Amazon Publishing has signed up smash-hit horror best-seller Dean Koontz in a deal which the author says has ‘creatively rejuvenated’ him.
The deal is for five books and a collection of six short thrillers. The thriller collection, called Nameless, will be published in November this year through Amazon Original Stories and will be available ‘free’ to members of Amazon Prime and/or Kindle Unlimited in a move that could see J K Rowling’s Harry Potter dominance of Amazon’s Most Read Charts seriously threatened.
The first novel in the Amazon/Koontz contract is called Devoted and will be published by Amazon’s Thomas & Mercer imprint in spring 2019.
Koontz, a long-time Penguin Random House author, says, ‘Although there were numerous options for the future, it was most natural to sign with the team at Amazon Publishing, which presented a marketing and publicity plan smarter and more ambitious than anything I’d ever seen before.
‘This new arrangement is so exciting, I’ve been creatively rejuvenated. The times are changing, and it’s invigorating to be where change is understood and embraced.’
Amazon Publishing Editorial Director Grace Doyle acquired North American rights in the five-book deal for the mystery, thriller, and true crime imprint, Thomas & Mercer, and Editorial Director Julia Sommerfeld acquired World English in the collection deal for the digital and audio-only imprint, Amazon Original Stories.

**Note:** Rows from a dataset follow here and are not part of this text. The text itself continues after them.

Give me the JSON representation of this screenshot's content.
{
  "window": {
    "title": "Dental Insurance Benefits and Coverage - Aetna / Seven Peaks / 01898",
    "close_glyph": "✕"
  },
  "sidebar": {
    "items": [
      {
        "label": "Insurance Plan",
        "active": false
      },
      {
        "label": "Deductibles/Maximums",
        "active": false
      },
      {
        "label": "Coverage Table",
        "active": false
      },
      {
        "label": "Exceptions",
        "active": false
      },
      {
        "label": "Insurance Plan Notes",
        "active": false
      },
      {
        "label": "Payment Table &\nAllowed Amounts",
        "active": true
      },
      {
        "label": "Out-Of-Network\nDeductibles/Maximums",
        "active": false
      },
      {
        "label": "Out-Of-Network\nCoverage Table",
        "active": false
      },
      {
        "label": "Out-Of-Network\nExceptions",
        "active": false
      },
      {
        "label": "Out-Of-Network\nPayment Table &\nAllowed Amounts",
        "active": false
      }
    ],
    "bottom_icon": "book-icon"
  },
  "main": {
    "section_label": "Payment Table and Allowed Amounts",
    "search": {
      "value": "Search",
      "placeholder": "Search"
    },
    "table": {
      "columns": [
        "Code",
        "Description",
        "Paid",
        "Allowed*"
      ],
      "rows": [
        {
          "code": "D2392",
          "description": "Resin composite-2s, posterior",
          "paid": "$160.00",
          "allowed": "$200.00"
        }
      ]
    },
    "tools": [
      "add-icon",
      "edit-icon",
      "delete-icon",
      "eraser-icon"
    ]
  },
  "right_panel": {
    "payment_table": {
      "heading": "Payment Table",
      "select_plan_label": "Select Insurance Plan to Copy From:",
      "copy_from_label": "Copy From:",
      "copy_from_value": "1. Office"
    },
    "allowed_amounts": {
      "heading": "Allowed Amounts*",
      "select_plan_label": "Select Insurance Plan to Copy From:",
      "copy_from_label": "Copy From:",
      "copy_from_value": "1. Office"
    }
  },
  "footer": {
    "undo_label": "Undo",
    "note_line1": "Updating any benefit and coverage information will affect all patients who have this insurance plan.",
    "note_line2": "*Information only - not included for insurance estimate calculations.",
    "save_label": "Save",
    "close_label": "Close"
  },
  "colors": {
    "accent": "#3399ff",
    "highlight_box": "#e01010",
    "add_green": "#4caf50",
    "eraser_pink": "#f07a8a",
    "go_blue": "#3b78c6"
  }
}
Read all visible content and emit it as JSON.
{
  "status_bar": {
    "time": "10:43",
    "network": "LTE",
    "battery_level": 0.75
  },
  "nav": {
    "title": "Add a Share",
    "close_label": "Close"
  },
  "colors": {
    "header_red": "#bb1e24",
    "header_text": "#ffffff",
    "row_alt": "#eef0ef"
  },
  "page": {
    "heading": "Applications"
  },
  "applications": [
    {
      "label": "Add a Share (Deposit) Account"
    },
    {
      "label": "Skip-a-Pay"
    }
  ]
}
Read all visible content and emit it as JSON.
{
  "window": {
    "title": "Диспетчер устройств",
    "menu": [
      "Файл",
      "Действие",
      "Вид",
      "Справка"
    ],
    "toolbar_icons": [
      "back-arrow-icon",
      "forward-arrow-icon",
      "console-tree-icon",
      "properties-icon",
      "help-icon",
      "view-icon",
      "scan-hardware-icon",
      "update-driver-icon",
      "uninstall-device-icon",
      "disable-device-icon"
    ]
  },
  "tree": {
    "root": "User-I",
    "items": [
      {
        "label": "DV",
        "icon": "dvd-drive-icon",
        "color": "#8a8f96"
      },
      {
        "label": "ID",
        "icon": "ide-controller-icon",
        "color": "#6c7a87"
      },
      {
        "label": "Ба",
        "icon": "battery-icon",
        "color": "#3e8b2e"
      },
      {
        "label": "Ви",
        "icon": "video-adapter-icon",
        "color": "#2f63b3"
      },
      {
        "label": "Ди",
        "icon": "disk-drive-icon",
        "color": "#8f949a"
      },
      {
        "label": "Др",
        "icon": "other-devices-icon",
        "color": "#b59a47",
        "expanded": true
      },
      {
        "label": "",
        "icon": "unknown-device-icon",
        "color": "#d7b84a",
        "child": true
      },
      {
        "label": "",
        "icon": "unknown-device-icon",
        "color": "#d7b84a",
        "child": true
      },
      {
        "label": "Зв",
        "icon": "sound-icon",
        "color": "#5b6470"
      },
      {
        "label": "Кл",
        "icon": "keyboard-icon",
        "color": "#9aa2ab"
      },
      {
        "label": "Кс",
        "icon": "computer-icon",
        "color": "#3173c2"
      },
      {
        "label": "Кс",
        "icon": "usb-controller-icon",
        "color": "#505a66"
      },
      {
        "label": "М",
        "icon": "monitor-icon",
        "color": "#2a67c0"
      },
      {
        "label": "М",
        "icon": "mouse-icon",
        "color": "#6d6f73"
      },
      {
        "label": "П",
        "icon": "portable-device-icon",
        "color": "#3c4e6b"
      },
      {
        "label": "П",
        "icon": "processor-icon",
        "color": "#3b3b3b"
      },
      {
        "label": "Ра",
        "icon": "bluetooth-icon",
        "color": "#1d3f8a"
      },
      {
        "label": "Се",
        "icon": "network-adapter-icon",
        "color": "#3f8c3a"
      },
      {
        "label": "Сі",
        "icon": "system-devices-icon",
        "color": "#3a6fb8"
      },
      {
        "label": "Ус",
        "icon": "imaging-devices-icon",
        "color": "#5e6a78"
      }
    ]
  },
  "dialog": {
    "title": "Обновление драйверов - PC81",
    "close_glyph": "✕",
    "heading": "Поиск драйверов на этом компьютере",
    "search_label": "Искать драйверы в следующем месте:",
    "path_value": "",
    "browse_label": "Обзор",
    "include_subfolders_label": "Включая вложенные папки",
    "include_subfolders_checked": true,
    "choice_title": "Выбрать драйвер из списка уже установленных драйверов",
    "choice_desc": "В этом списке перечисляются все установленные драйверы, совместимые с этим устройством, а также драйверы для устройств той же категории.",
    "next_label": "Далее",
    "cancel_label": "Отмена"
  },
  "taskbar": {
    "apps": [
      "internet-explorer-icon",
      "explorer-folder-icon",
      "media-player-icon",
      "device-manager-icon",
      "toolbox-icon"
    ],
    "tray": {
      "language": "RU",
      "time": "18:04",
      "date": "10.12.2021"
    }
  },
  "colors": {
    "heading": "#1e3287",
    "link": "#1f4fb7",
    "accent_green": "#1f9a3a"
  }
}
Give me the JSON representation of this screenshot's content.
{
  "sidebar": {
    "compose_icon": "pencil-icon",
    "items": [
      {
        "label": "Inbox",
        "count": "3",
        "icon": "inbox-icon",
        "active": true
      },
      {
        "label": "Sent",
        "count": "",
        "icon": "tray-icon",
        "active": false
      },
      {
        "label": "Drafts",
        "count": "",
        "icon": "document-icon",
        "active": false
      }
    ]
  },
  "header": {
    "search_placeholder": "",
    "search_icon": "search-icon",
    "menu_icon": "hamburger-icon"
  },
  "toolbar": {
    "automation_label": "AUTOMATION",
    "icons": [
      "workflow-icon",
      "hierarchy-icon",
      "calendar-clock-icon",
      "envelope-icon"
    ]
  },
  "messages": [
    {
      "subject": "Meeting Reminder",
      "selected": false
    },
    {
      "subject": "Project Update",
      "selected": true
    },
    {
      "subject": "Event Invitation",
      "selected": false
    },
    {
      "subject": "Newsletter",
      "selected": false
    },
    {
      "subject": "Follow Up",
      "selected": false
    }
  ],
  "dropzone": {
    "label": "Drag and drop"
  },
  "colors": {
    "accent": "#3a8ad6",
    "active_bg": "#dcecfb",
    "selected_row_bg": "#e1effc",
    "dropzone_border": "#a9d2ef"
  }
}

Devoted is described as an epic thriller and introduces readers to Megan Bookman, an artist and widow whose every adversity has made her stronger, a golden retriever named Kipp — one of a community of self-aware, strangely gifted dogs living secretly among us — and Megan’s son Woody, a brilliant but unspeaking autistic boy who seeks vengeance against his father’s killers. Kipp, Woody, Megan, and their extended family confront a terrifying threat to all humanity.
The Nameless collection features six short thrillers following a mysterious amnesiac vigilante called Nameless, who travels from town to town, dispensing justice when the law fails. Directed by a shadowy, powerful organization and driven by splintered visions of the past and future, he’s headed toward the ultimate confrontation with his own past.
Koontz’s book have sold over 500 million copies to date and he has hit the top spot on the New York Times hardcover best-seller list 14 times, making him one of only a dozen writers ever to have achieved that milestone. Sixteen of his books have risen to the number one position in paperback.
It looks like Koontz has been lured by Amazon’s marketing might in the digital book world where they reign in the ebook and audiobook markets. Most traditional publishers offer authors around 25% for ebook royalties while Amazon Publishing pays around 50%, and perhaps even more in the case of Koontz.
It’s difficult to say what the deal will be in terms of payment for Kindle Unlimited borrows as Koontz won’t be going through the KDP Select Fund route, but it is generally accepted that Amazon pays trad authors in KU at around the same rate per borrow that they would be paid for a sale.
If that’s the case, as it’s also believed to be with J K Rowling’s Harry Potter titles, then Amazon could be paying out very substantial sums but they are a company that’s not reluctant to spend big to build up market share. As the video streaming market is discovering, content really is king.
There’s no cash details in the announcement of the Koontz coup but Amazon Publishing’s Montlake Romance imprint did reveal in April this year that they were paying ‘a seven-figure sum’ for erotica author Sylvia Day’s new book, Butterfly in Frost, which is being published in August.
Seven figures is somewhere between $1 million and $9 million and that appears to be for just the one book, so it’s no wonder that Koontz is feeling rejuvenated as the Amazon link-up will bring a whole new life to his bank account.